destroying our forests. The excess carbon dioxide remains in the atmosphere
acting like the glass in a greenhouse and changing the solar energy balance
of our planetary home.
Reduction of carbon emissions is the obvious strategy, but human civilization
has become dependent on abundant energy derived mainly from fossil fuels.
While we struggle with the technological and political challenges of reducing
the use of fossil fuels, it would be foolish not to do what we can on
the other side of the equation—increasing the Earth’s carbon-storing
capacity through protection and expansion of existing forests, especially
in the tropics where deforestation has contributed approximately 22 percent
of all human-generated carbon dioxide emissions over the last 20 years
by releasing the stored carbon into the atmosphere.
Time is of the Essence
The complex problem of global climate change demands a multifaceted response.
No single strategy is a “magic bullet.” Only through many
efforts, both large and small, can we hope to have an impact on this tremendous
threat to life on the planet as we know it. But time is of the essence,
and all such mitigations must be undertaken immediately before the problem
worsens. Clearly, reduction of emissions must come through greater efficiencies
in the power, construction and transportation sectors of the global economy,
for which there are many sound existing technologies with promising prospects
for future breakthroughs. But the transformation of the global economy
required to adopt these strategies will require significant political
will, major economic incentives, and time. Similarly, reinvigorating the
planet’s forests to absorb more carbon dioxide will take time, as
trees do not grow overnight. However, reducing—or even eliminating—the
carbon emissions produced by deforestation would have immediate impact.
The United Nations Framework Convention on Climate Change (UNFCCC), now
enshrined as the Kyoto Protocol, is an attempt by the world’s governments
to roll back greenhouse gas emissions by member nations to 1990 levels
as a first start. The authors of the Kyoto Protocol set detailed rules
for its implementation. Under the Land-use, Land-use Change and Forestry
(LULUCF) provision, a “cap and trade system” was adopted,
similar to (and inspired by) the immensely successful US Pollution Credit
Trading Scheme. Under this system, ratifying countries set a “cap”
on emissions then provide for industry to buy or sell surplus credits
under the Clean Development Mechanism (CDM) protocols. This system allowed
countries or entities actively reforesting land (or even just allowing
cleared or damaged land to reforest itself) to sell “carbon emission
trading credits” for the carbon thus removed from the atmosphere.

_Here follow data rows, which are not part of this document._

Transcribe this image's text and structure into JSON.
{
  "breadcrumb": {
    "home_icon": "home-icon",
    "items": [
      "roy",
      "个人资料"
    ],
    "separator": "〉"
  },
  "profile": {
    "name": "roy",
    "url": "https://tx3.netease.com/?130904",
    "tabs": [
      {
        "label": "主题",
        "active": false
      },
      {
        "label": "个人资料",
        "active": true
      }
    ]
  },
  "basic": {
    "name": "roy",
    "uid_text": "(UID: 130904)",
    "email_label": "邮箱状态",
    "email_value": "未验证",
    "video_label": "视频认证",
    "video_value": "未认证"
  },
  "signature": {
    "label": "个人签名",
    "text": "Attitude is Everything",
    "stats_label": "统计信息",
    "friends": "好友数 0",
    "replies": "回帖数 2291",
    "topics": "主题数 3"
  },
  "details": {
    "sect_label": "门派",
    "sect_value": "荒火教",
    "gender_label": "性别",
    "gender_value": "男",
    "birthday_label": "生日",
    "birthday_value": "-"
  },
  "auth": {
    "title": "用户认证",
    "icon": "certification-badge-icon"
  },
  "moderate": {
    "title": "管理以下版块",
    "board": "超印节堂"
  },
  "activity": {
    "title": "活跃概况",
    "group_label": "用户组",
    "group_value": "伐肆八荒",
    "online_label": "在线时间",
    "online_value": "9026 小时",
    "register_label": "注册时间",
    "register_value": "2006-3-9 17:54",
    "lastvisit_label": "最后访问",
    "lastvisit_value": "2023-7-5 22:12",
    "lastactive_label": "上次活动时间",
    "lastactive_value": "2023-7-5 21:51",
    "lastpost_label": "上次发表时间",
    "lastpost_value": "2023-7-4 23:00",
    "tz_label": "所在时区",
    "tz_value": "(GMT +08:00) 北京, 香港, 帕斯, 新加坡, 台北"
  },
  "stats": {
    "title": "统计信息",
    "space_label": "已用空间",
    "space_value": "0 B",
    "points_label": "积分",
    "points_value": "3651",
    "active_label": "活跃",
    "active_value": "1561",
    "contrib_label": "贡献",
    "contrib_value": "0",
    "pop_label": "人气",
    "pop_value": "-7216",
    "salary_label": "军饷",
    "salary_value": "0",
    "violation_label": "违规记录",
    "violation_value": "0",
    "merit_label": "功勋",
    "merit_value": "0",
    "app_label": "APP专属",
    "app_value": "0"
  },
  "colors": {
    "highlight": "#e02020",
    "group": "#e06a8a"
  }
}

In other words, the Kyoto Protocol specifically excluded standing forests
from carbon credit trading thus in effect punishing those nations who
have worked to protect tropical forests from deforestation and perversely,

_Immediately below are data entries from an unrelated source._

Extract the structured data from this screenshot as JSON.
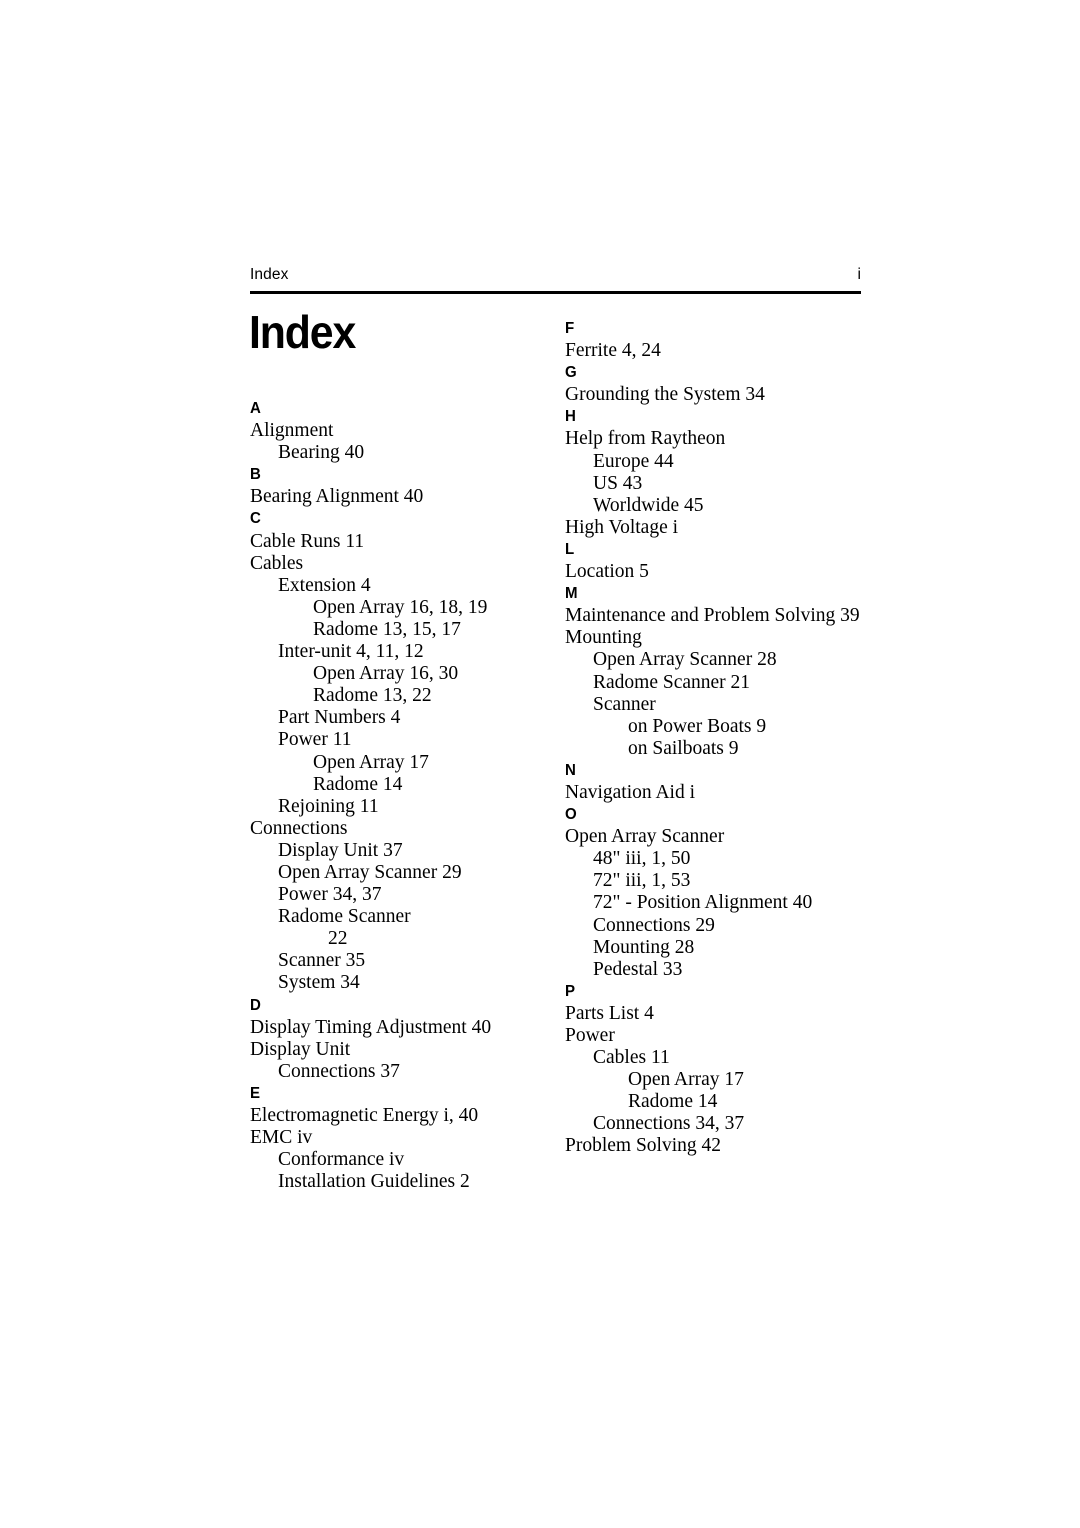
{
  "header": {
    "title": "Index",
    "folio": "i"
  },
  "page_title": "Index",
  "columns": [
    {
      "name": "left",
      "blocks": [
        {
          "letter": "A",
          "entries": [
            {
              "level": 1,
              "text": "Alignment"
            },
            {
              "level": 2,
              "text": "Bearing 40"
            }
          ]
        },
        {
          "letter": "B",
          "entries": [
            {
              "level": 1,
              "text": "Bearing Alignment 40"
            }
          ]
        },
        {
          "letter": "C",
          "entries": [
            {
              "level": 1,
              "text": "Cable Runs 11"
            },
            {
              "level": 1,
              "text": "Cables"
            },
            {
              "level": 2,
              "text": "Extension 4"
            },
            {
              "level": 3,
              "text": "Open Array 16, 18, 19"
            },
            {
              "level": 3,
              "text": "Radome 13, 15, 17"
            },
            {
              "level": 2,
              "text": "Inter-unit 4, 11, 12"
            },
            {
              "level": 3,
              "text": "Open Array 16, 30"
            },
            {
              "level": 3,
              "text": "Radome 13, 22"
            },
            {
              "level": 2,
              "text": "Part Numbers 4"
            },
            {
              "level": 2,
              "text": "Power 11"
            },
            {
              "level": 3,
              "text": "Open Array 17"
            },
            {
              "level": 3,
              "text": "Radome 14"
            },
            {
              "level": 2,
              "text": "Rejoining 11"
            },
            {
              "level": 1,
              "text": "Connections"
            },
            {
              "level": 2,
              "text": "Display Unit 37"
            },
            {
              "level": 2,
              "text": "Open Array Scanner 29"
            },
            {
              "level": 2,
              "text": "Power 34, 37"
            },
            {
              "level": 2,
              "text": "Radome Scanner"
            },
            {
              "level": 4,
              "text": "22"
            },
            {
              "level": 2,
              "text": "Scanner 35"
            },
            {
              "level": 2,
              "text": "System 34"
            }
          ]
        },
        {
          "letter": "D",
          "entries": [
            {
              "level": 1,
              "text": "Display Timing Adjustment 40"
            },
            {
              "level": 1,
              "text": "Display Unit"
            },
            {
              "level": 2,
              "text": "Connections 37"
            }
          ]
        },
        {
          "letter": "E",
          "entries": [
            {
              "level": 1,
              "text": "Electromagnetic Energy i, 40"
            },
            {
              "level": 1,
              "text": "EMC iv"
            },
            {
              "level": 2,
              "text": "Conformance iv"
            },
            {
              "level": 2,
              "text": "Installation Guidelines 2"
            }
          ]
        }
      ]
    },
    {
      "name": "right",
      "blocks": [
        {
          "letter": "F",
          "entries": [
            {
              "level": 1,
              "text": "Ferrite 4, 24"
            }
          ]
        },
        {
          "letter": "G",
          "entries": [
            {
              "level": 1,
              "text": "Grounding the System 34"
            }
          ]
        },
        {
          "letter": "H",
          "entries": [
            {
              "level": 1,
              "text": "Help from Raytheon"
            },
            {
              "level": 2,
              "text": "Europe 44"
            },
            {
              "level": 2,
              "text": "US 43"
            },
            {
              "level": 2,
              "text": "Worldwide 45"
            },
            {
              "level": 1,
              "text": "High Voltage i"
            }
          ]
        },
        {
          "letter": "L",
          "entries": [
            {
              "level": 1,
              "text": "Location 5"
            }
          ]
        },
        {
          "letter": "M",
          "entries": [
            {
              "level": 1,
              "text": "Maintenance and Problem Solving 39"
            },
            {
              "level": 1,
              "text": "Mounting"
            },
            {
              "level": 2,
              "text": "Open Array Scanner 28"
            },
            {
              "level": 2,
              "text": "Radome Scanner 21"
            },
            {
              "level": 2,
              "text": "Scanner"
            },
            {
              "level": 3,
              "text": "on Power Boats 9"
            },
            {
              "level": 3,
              "text": "on Sailboats 9"
            }
          ]
        },
        {
          "letter": "N",
          "entries": [
            {
              "level": 1,
              "text": "Navigation Aid i"
            }
          ]
        },
        {
          "letter": "O",
          "entries": [
            {
              "level": 1,
              "text": "Open Array Scanner"
            },
            {
              "level": 2,
              "text": "48\" iii, 1, 50"
            },
            {
              "level": 2,
              "text": "72\" iii, 1, 53"
            },
            {
              "level": 2,
              "text": "72\" - Position Alignment 40"
            },
            {
              "level": 2,
              "text": "Connections 29"
            },
            {
              "level": 2,
              "text": "Mounting 28"
            },
            {
              "level": 2,
              "text": "Pedestal 33"
            }
          ]
        },
        {
          "letter": "P",
          "entries": [
            {
              "level": 1,
              "text": "Parts List 4"
            },
            {
              "level": 1,
              "text": "Power"
            },
            {
              "level": 2,
              "text": "Cables 11"
            },
            {
              "level": 3,
              "text": "Open Array 17"
            },
            {
              "level": 3,
              "text": "Radome 14"
            },
            {
              "level": 2,
              "text": "Connections 34, 37"
            },
            {
              "level": 1,
              "text": "Problem Solving 42"
            }
          ]
        }
      ]
    }
  ]
}
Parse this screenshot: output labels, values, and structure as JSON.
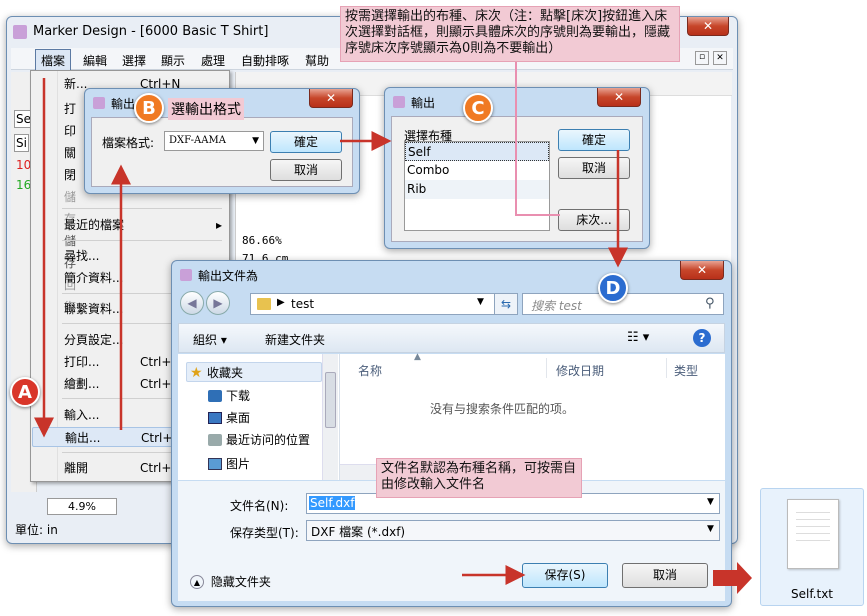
{
  "main_window": {
    "title": "Marker Design - [6000 Basic T Shirt]",
    "menu": [
      "檔案",
      "編輯",
      "選擇",
      "顯示",
      "處理",
      "自動排啄",
      "幫助"
    ],
    "status": "單位: in",
    "zoom": "4.9%",
    "percent": "86.66%",
    "value2": "71.6 cm",
    "left_fragments": [
      "Se",
      "Si",
      "10",
      "16"
    ],
    "side_fragments": [
      "打印",
      "關閉",
      "儲存",
      "儲存",
      "回復"
    ]
  },
  "file_menu": {
    "items": [
      {
        "label": "新...",
        "shortcut": "Ctrl+N"
      },
      {
        "label": "最近的檔案",
        "shortcut": ""
      },
      {
        "label": "尋找...",
        "shortcut": ""
      },
      {
        "label": "簡介資料...",
        "shortcut": ""
      },
      {
        "label": "聯繫資料...",
        "shortcut": ""
      },
      {
        "label": "分頁設定...",
        "shortcut": ""
      },
      {
        "label": "打印...",
        "shortcut": "Ctrl+"
      },
      {
        "label": "繪劃...",
        "shortcut": "Ctrl+"
      },
      {
        "label": "輸入...",
        "shortcut": ""
      },
      {
        "label": "輸出...",
        "shortcut": "Ctrl+"
      },
      {
        "label": "離開",
        "shortcut": "Ctrl+"
      }
    ]
  },
  "dialog_b": {
    "title": "輸出",
    "heading": "選輸出格式",
    "format_label": "檔案格式:",
    "format_value": "DXF-AAMA",
    "ok": "確定",
    "cancel": "取消"
  },
  "dialog_c": {
    "title": "輸出",
    "list_label": "選擇布種",
    "items": [
      "Self",
      "Combo",
      "Rib"
    ],
    "ok": "確定",
    "cancel": "取消",
    "lay_button": "床次..."
  },
  "save_dialog": {
    "title": "輸出文件為",
    "path": "test",
    "search_placeholder": "搜索 test",
    "organize": "組织 ▾",
    "new_folder": "新建文件夹",
    "col_name": "名称",
    "col_date": "修改日期",
    "col_type": "类型",
    "empty_msg": "没有与搜索条件匹配的项。",
    "nav": [
      "收藏夹",
      "下载",
      "桌面",
      "最近访问的位置",
      "图片"
    ],
    "filename_label": "文件名(N):",
    "filename_value": "Self.dxf",
    "type_label": "保存类型(T):",
    "type_value": "DXF 檔案 (*.dxf)",
    "hide_folders": "隐藏文件夹",
    "save": "保存(S)",
    "cancel": "取消"
  },
  "notes": {
    "top": "按需選擇輸出的布種、床次（注：點擊[床次]按鈕進入床次選擇對話框，則顯示具體床次的序號則為要輸出，隱藏序號床次序號顯示為0則為不要輸出）",
    "filename": "文件名默認為布種名稱，可按需自由修改輸入文件名"
  },
  "markers": {
    "a": "A",
    "b": "B",
    "c": "C",
    "d": "D"
  },
  "result_file": {
    "name": "Self.txt"
  },
  "colors": {
    "accent_red": "#d9362a",
    "orange": "#f07a23",
    "blue": "#2b6cd0",
    "note_bg": "#f2cad4"
  }
}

potentially incentivizing deforestation.
22% of All Human Generated Carbon Emission is From Deforestation
The absurdity of this omission has become apparent since it is now accepted
that 22 percent of all carbon dioxide emissions over the last 20 years

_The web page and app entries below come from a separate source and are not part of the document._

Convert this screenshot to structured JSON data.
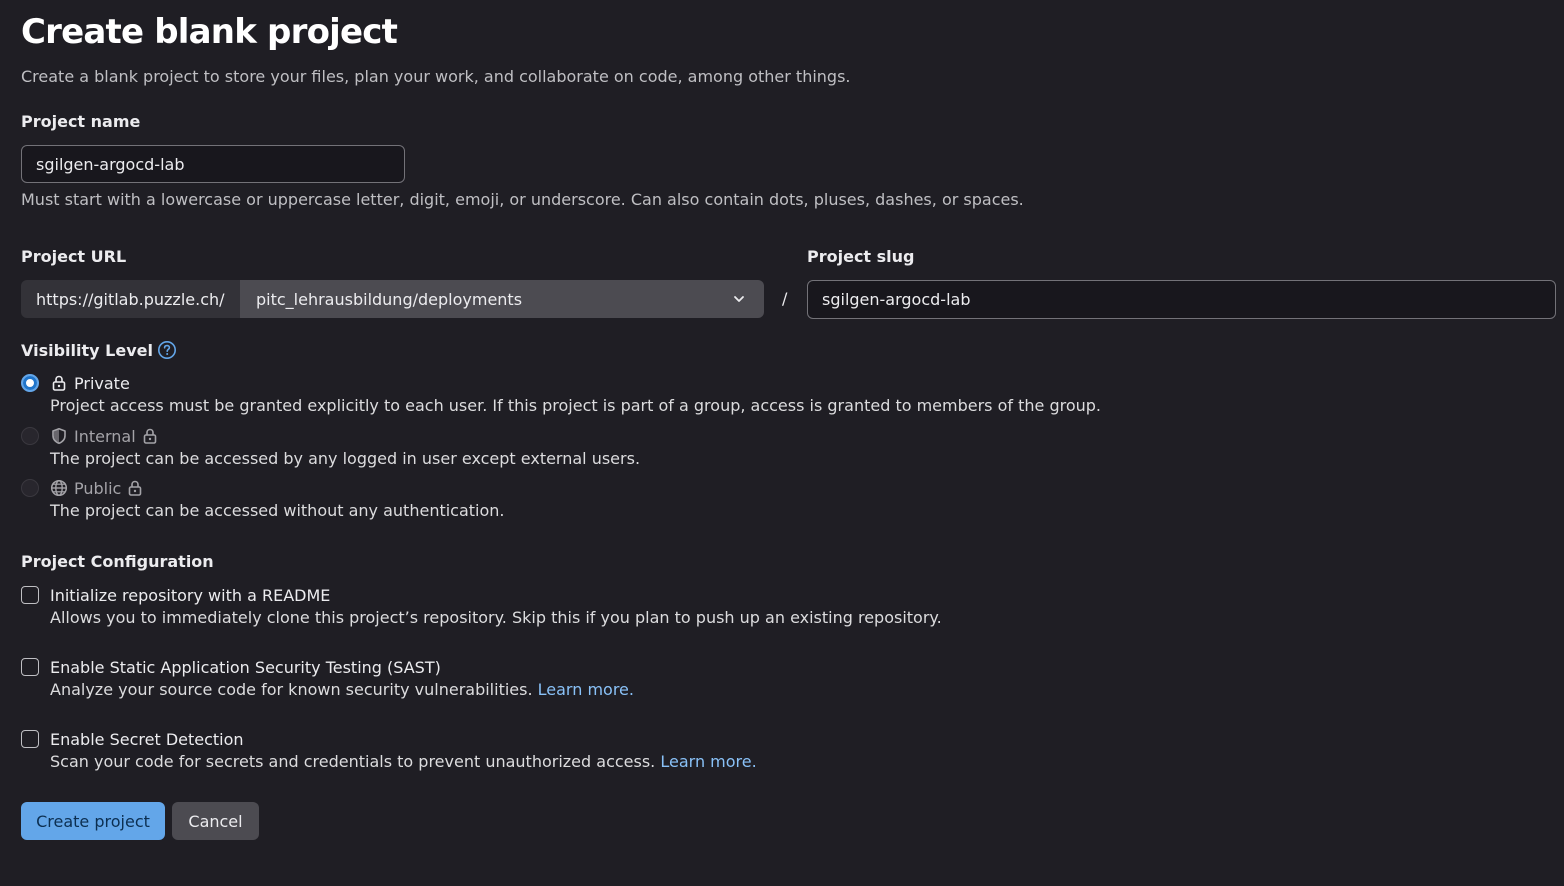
{
  "header": {
    "title": "Create blank project",
    "subtitle": "Create a blank project to store your files, plan your work, and collaborate on code, among other things."
  },
  "project_name": {
    "label": "Project name",
    "value": "sgilgen-argocd-lab",
    "help": "Must start with a lowercase or uppercase letter, digit, emoji, or underscore. Can also contain dots, pluses, dashes, or spaces."
  },
  "project_url": {
    "label": "Project URL",
    "prefix": "https://gitlab.puzzle.ch/",
    "namespace": "pitc_lehrausbildung/deployments",
    "separator": "/"
  },
  "project_slug": {
    "label": "Project slug",
    "value": "sgilgen-argocd-lab"
  },
  "visibility": {
    "label": "Visibility Level",
    "options": [
      {
        "label": "Private",
        "icon": "lock-icon",
        "description": "Project access must be granted explicitly to each user. If this project is part of a group, access is granted to members of the group.",
        "checked": true,
        "disabled": false
      },
      {
        "label": "Internal",
        "icon": "shield-icon",
        "description": "The project can be accessed by any logged in user except external users.",
        "checked": false,
        "disabled": true
      },
      {
        "label": "Public",
        "icon": "globe-icon",
        "description": "The project can be accessed without any authentication.",
        "checked": false,
        "disabled": true
      }
    ]
  },
  "configuration": {
    "label": "Project Configuration",
    "options": [
      {
        "label": "Initialize repository with a README",
        "description": "Allows you to immediately clone this project’s repository. Skip this if you plan to push up an existing repository.",
        "link": ""
      },
      {
        "label": "Enable Static Application Security Testing (SAST)",
        "description": "Analyze your source code for known security vulnerabilities.",
        "link": "Learn more."
      },
      {
        "label": "Enable Secret Detection",
        "description": "Scan your code for secrets and credentials to prevent unauthorized access.",
        "link": "Learn more."
      }
    ]
  },
  "actions": {
    "create_label": "Create project",
    "cancel_label": "Cancel"
  },
  "colors": {
    "background": "#1f1e24",
    "primary": "#63a6e9",
    "link": "#89c1f7"
  }
}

have resulted from deforestation world-wide as the sequestered carbon
dioxide is released into the atmosphere. Fortunately, a correction to
this fundamental flaw is being negotiated pending ratification by the
world’s governments. This revision would acknowledge the vital role
that standing forests, especially tropical forests, play in both reducing
and absorbing carbon dioxide emissions. And it would reward countries
that have been vigilant in protecting their natural forestry resources
by allowing them to benefit from the carbon emissions trading system.
As further incentive, preservation of existing forests provides additional
“environmental services,” such as flood and erosion control,
watershed protection, preservation of scenic beauty, and, perhaps most
valuable of all—the preservation of biodiversity that is the legacy
of a billion years of evolution. Though perhaps not as easily quantified
in monetary terms as carbon sequestration, there is no denying the immense
value of these forest resources when left in place. Nowhere is this more
so than in the tropics, home to more than three-quarters of the planet’s
species and many of its human inhabitants as well.